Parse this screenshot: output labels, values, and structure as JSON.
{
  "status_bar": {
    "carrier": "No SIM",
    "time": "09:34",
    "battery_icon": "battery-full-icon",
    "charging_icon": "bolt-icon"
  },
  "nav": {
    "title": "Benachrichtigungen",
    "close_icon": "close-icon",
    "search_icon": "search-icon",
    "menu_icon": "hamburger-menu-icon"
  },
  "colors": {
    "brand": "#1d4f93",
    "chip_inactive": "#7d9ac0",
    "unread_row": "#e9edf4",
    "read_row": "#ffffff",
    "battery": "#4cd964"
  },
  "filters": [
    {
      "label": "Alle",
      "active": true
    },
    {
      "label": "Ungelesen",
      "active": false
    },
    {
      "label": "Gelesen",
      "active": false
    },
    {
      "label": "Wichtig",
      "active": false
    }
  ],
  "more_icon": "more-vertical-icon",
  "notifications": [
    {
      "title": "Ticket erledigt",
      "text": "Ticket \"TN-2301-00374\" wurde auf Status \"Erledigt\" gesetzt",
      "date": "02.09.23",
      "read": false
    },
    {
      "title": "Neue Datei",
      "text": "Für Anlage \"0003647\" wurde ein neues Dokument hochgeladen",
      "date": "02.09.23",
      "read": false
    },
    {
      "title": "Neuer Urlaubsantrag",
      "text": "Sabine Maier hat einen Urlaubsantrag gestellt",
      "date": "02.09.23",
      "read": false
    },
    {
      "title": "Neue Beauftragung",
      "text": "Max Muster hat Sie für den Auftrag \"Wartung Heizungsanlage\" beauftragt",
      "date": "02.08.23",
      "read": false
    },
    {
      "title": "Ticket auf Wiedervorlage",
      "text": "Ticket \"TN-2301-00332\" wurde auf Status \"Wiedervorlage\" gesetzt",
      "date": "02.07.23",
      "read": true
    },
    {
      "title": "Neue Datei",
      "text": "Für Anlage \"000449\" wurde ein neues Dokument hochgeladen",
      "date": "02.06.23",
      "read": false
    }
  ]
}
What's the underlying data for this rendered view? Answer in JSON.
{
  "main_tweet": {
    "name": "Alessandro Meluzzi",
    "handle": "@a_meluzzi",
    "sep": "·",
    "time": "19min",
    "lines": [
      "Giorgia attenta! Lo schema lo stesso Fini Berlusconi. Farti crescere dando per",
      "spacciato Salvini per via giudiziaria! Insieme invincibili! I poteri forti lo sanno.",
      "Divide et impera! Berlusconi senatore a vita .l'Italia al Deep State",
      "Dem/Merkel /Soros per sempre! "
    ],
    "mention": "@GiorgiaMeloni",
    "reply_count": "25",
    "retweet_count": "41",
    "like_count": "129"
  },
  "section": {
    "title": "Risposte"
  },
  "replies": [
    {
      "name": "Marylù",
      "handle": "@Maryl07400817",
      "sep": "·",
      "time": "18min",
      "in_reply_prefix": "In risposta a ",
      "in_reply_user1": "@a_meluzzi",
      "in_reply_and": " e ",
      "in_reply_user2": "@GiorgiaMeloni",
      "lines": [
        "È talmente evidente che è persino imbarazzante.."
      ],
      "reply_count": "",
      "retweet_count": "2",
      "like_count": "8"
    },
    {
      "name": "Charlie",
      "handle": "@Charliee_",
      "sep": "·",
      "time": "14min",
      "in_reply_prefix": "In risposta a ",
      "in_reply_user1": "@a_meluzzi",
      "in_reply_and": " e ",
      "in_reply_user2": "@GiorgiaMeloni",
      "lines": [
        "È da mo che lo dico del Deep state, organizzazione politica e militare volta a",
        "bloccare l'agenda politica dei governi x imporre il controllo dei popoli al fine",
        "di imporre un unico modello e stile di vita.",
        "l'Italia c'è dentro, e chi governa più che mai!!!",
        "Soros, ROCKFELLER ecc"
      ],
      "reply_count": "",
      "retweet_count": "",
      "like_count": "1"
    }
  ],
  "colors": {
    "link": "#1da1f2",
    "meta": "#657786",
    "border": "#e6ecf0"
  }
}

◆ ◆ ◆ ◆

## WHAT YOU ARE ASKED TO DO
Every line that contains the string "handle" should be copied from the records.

## ANSWER FOR THIS EXERCISE
    "handle": "@a_meluzzi",
      "handle": "@Maryl07400817",
      "handle": "@Charliee_",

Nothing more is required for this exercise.